At the same time, “CentOS was always a thorn in the side of Red Hat, giving small and mid-sized organizations a functionally equivalent free of charge RHEL stand-in, even after Red Hat acquired the organization behind the distro,” he said. “Surely also Red Hat must see CentOS as superfluous and distracting to its centerpiece offering. But I don’t see how the two free-of-charge RHEL use case distributions will assuage community rancor, rebuild good will or even serve to streamline conversion of free use to SLA-based RHEL consumption.”
Another analyst, Rob Enderle of Enderle Group, agreed.
“There is a constant tension between those that build platforms and those that build on those platforms,” said Enderle. “The platform builders need to advance their platforms so they remain competitive. These advancements can still break existing code, forcing those that build on the platforms to update their apps, which often introduces extra cost without much, if any, balancing revenue.”
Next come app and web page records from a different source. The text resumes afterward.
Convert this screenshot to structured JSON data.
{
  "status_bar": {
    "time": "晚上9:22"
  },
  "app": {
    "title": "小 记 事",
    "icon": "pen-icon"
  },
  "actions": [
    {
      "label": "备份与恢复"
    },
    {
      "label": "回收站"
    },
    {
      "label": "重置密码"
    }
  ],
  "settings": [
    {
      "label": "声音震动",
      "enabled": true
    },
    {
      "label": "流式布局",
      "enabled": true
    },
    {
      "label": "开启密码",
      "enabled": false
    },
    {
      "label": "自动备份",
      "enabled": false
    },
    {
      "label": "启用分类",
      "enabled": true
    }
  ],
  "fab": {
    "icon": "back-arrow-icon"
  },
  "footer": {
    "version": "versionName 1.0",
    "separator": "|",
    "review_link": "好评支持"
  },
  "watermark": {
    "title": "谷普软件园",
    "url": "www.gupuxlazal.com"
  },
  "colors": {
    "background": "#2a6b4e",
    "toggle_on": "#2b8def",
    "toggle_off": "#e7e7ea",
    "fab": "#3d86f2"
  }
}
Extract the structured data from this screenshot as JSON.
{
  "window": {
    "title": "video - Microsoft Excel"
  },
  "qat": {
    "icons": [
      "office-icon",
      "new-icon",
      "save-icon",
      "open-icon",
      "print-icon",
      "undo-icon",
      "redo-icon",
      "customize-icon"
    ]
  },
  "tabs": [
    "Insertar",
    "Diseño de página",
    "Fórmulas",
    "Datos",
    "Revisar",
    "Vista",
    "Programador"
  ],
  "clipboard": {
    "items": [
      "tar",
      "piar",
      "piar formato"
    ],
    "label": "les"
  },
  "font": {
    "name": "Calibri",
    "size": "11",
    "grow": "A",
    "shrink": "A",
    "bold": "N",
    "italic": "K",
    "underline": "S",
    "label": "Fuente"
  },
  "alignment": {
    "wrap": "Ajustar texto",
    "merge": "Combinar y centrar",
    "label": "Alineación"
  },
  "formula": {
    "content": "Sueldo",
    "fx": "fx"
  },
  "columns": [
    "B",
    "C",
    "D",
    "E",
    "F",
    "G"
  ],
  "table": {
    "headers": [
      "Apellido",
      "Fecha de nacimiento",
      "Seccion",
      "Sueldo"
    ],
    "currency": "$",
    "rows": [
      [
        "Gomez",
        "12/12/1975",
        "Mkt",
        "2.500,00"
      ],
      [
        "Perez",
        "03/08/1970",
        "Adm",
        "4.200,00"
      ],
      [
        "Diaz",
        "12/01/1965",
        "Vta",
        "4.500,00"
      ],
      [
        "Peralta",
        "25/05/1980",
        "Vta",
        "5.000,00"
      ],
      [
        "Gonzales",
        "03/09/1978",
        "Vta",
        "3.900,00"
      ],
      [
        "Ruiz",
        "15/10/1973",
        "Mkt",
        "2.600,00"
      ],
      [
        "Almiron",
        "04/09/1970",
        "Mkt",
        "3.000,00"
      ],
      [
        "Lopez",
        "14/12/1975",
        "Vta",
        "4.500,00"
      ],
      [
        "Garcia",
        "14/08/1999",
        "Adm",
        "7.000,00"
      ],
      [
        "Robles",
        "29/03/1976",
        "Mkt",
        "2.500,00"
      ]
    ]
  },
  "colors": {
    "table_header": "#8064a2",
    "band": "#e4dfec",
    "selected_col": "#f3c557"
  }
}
All of this means that users rarely get a genuinely stable platform to meet all their needs, he added.
“But CentOS was an exception to that rule,” said Enderle. “It is likely that the incremental cost of maintaining CentOS as a stable platform exceeded the incremental revenue provided by those that wanted the stability. Economics likely drove this decision. Still, it also created an opportunity for someone else to step in with a Linux distro that now meets this newly unmet need for stability.”
That could have been Red Hat, but it appears the company has declined that direction, said Enderle. “You’d think Red Hat would address this need with a virtualization layer that addressed it. Still, this move does provide an opportunity for CentOS’s founder to refill the product gap he initially filled with the stable [version of] CentOS.”